The Spencer Foundation has been working on finding way to get philosophers and political theorists more engaged with issues in educational policy and practice. (Thanks to Richard Kahlenberg for calling attention to Spencer’s recent conference on this subject in an Innovations blog post. See http://chronicle.com/blogs/innovations/calling-philosophers-of-education/30542.) Many philosophers know a lot about, and especially know how to think well about, questions about values and morality – questions of a kind that abound in education.
A big challenge in tapping into what philosophers have to offer to work on contemporary educational issues is that they don’t for the most part know much in detail about actual problems of policy and practice in education. Even many philosophers of education are most at home working at high levels of abstraction, questions say of ultimate purposes in education or the basic justifications for requiring children to go to school. They, understandably, lack the time to develop the more detailed institutional knowledge needed to contribute to digging into problems like whether patterns of government subsidy across different types of colleges are fair.

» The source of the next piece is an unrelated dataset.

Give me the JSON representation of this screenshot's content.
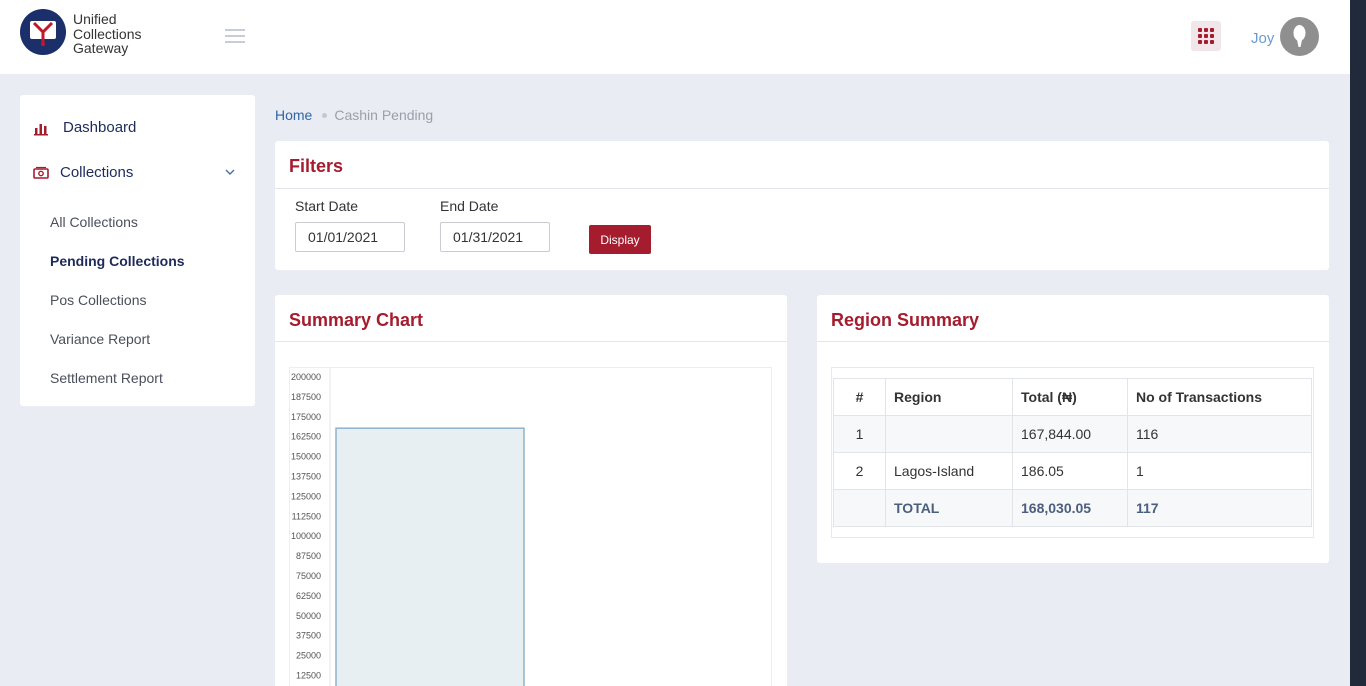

A few philosophers, to their credit, have mastered a great deal of relevant institutional and social-science knowledge across a broad spectrum of educational topics. We want more philosophers to acquire that kind of mastery but we also need the help of philosophers who are not prepared to make such a full-bore commitment to educational topics. One way to make that happen is to encourage philosophers to become part of multi-disciplinary teams.
And that can be quite a challenge too. A quick review of the table of contents of almost any philosophy journal will show that the vast majority of articles are single-authored: philosophers aren’t known for teamwork, even among their own kind. This is sharply different from the natural sciences and even from large parts of the social sciences.
This reality has probably come about partly owing to the nature of the work and partly for more pragmatic reasons: You can construct an argument sitting alone in a room, but it takes a village to mount a major survey or field experiment. (A familiar joke among philosophers is that theirs is the only profession where research can be done even more cheaply than in mathematics, where all a professor needs is a pad of paper, a pencil, and an eraser. Philosophy is cheaper because philosophers don’t need the eraser.) But whatever the causes, philosophers have by and large acquired the habit of working alone.
That’s not an easy habit to break, although the field of medical ethics, which has made great strides, shows to advantage what is possible when philosophers contribute to multi-disciplinary inquiry. A cognitive obstacle to entering into this sort of problem-based teamwork, especially if you’re not used to it, is that you don’t get to set the terms of debate, but instead have to relate your thinking to a variety of disciplinary outlooks. Among social scientists, this may be a particularly large challenge for economists, who tend to think that their familiar apparatus of cost, benefit, efficiency, and optimization is the one and only sound organizing framework.
Philosophers wouldn’t make that mistake – indeed a philosopher on a team could help an economist broaden her vision beyond that perspective. Our hunch is that philosophers are more likely to have trouble struggling with the messiness of real-world issues. Philosophers spend much of their time living in a world of made-up thought experiments and “toy” examples. These can be terrifically useful tools of thought, but they often map awkwardly onto real world questions, especially because the available data are often ambiguous and incomplete. A philosopher friend once commented that the thing he liked about economists was that they shared the view that the observation “that’s an empirical question” was a way to end a conversation. That degree of detachment is not easy to maintain as a member of a problem-solving team.
A philosopher joining a teamwork setting is agreeing to enter into something like a consulting role. Often the careful reasoning and attention to tacit assumptions that are part of the philosopher’s craft can help people see better the structure and the tacit assumptions of their own arguments. A nice example comes from work by Harry Brighouse, a partner in our overall project and a philosopher at the University of Wisconsin at Madison. Typically, questions about fairness in aid and admission at selective universities focus on the fair distribution of benefits to students who are enrolled at the university or are at least plausible candidates for admission. This framework implicitly assumes that these fairness questions don’t need to take account of that broader group of young people whom the university’s policy systematically excludes from participation in the university community. To make this point, the philosopher need not have an answer to the question of how the university should justify its policies to those who are excluded, but instead simply frames it as a question to be discussed rather than disregarded. This sort of contribution can be an enormous help to the group’s thinking.
Pointing out the skipped steps and overlooked assumptions in other people’s arguments is in some ways a humble role for a philosopher to accept. But as we know, humility is a virtue. As Keynes once wrote of members of his own profession, “If economists could manage to get themselves thought of as humble, competent people on a level with dentists, that would be splendid.”